"Since 2010 the yearly budgets have come closer to being balanced, but the numbers are still a long way off. In 2010 the school over spent by $1,233,287."

"In 2011 they over spent by $1,244,879. In 2012 they over spent by $502,926. In 2013 they over spent by $462,500, and in 2014 the school over spent by $396,957.

"The total amount our school system over spent in the four year period totals $3,840,549," Helmick said.

"The school system needs to be more up front with the public regarding issues, the good and the bad. There is a better chance to build public trust," Helmick concluded.

Board president Whited said he will be reviewing the commissions financial analysis and issues with school officials. Whited said, "We understand our problem and will work on it."

Commission president Weaver told board president Whited that he appreciated his appearance at the meeting and for board members serving during a difficult time.

Calhoun's commissioners have indicated unless there is a reasonable solution to helping the school systems financial woes, they will revert to the regular 65/35 tax split.

"The county commission and county taxpayers have little to lose with the 65/35 split, but the school system surely does," said commissioner Westfall.

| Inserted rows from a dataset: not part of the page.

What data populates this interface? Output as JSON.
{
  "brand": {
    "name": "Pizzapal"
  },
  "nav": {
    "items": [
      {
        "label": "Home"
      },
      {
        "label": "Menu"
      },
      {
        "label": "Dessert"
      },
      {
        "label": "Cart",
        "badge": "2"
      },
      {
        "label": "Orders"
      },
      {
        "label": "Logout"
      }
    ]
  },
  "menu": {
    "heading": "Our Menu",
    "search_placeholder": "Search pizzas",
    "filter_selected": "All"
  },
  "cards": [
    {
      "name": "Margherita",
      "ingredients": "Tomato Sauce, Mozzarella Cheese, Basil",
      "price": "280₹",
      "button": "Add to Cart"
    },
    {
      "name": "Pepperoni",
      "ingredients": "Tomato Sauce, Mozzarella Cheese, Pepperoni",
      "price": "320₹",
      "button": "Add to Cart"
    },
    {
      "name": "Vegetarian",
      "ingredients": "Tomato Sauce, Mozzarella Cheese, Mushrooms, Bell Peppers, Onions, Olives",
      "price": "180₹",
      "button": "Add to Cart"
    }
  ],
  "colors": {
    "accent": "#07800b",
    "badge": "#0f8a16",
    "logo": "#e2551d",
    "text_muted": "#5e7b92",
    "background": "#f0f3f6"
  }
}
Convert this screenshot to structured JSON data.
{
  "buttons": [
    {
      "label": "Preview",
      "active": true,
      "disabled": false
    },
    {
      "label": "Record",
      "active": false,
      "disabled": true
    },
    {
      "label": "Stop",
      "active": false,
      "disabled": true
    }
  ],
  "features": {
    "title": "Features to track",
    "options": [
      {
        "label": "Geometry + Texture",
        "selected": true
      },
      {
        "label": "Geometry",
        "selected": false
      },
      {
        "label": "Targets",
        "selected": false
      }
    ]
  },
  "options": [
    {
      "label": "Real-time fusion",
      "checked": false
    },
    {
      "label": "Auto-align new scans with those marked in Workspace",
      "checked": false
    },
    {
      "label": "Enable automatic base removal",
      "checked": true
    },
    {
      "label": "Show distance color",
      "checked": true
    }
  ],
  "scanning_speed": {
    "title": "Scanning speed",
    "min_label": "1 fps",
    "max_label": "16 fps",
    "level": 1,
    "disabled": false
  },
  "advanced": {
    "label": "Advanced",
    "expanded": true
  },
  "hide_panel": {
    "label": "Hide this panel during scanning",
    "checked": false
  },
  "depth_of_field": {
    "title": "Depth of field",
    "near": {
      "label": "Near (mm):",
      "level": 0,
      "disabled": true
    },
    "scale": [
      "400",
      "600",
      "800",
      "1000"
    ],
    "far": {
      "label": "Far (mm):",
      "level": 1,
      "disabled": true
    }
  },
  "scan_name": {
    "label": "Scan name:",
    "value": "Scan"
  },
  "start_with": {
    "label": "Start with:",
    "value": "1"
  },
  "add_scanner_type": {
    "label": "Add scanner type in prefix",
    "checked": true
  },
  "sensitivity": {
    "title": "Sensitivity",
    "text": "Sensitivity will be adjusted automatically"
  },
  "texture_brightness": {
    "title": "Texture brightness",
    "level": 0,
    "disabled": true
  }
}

The commission has hired a tax attorney to review Columbia Pipeline's proposal and issues related to distributing money to Calhoun Schools.

See   CALHOUN COMMISSION MEETS WITH COLUMBIA PIPELINE REGARDING TAXATION OF COMPRESSOR STATION - Considers Pilot Proposal Benefiting Calhoun Schools, Funds To Be Applied To $1.7 Million Deficit

The commission is having several work sessions this month directed toward preparing a balanced budget.

In other commission action:

- Minnie Hamilton EMS reported 69 calls in February.

- 911 calls reported for February: State Police (no report); Calhoun Sheriffs Department 11; Grantsville Police Department 24; Natural Resource Police 12; Grantsville VFD 7; Upper West Fork VFD 2; Arnoldsburg VFD 3.

- Approved poll workers for the May Primary.

- Delayed action to clarify Shentel TV Cable franchise

- Sent disputed Charles Murphy estate to a fiduciary for a decision.

- Approved Little Kanawha Area Development Corporation lease.

- Red Cross reported on helping hand program, that needs Calhoun volunteers.

Hur Herald from Sunny Cal
The information on these pages, to the extent the law allows, remains the exclusive property of Bob and Dianne Weaver and The Hur Herald. information cannot be used in any type of commercial endeavor, or used on a web site without the express permission of the owner. Hur Herald published printed editions 1996-1999, Online Hur Herald Publishing, 1999, 2000, 2001, 2002, 2003, 2004, 2005, 2006, 2007, 2008, 2009, 2010, 2011, 2012, 2013, 2014, 2015, 2016, 2017, 2018, 2019, 2020, 2021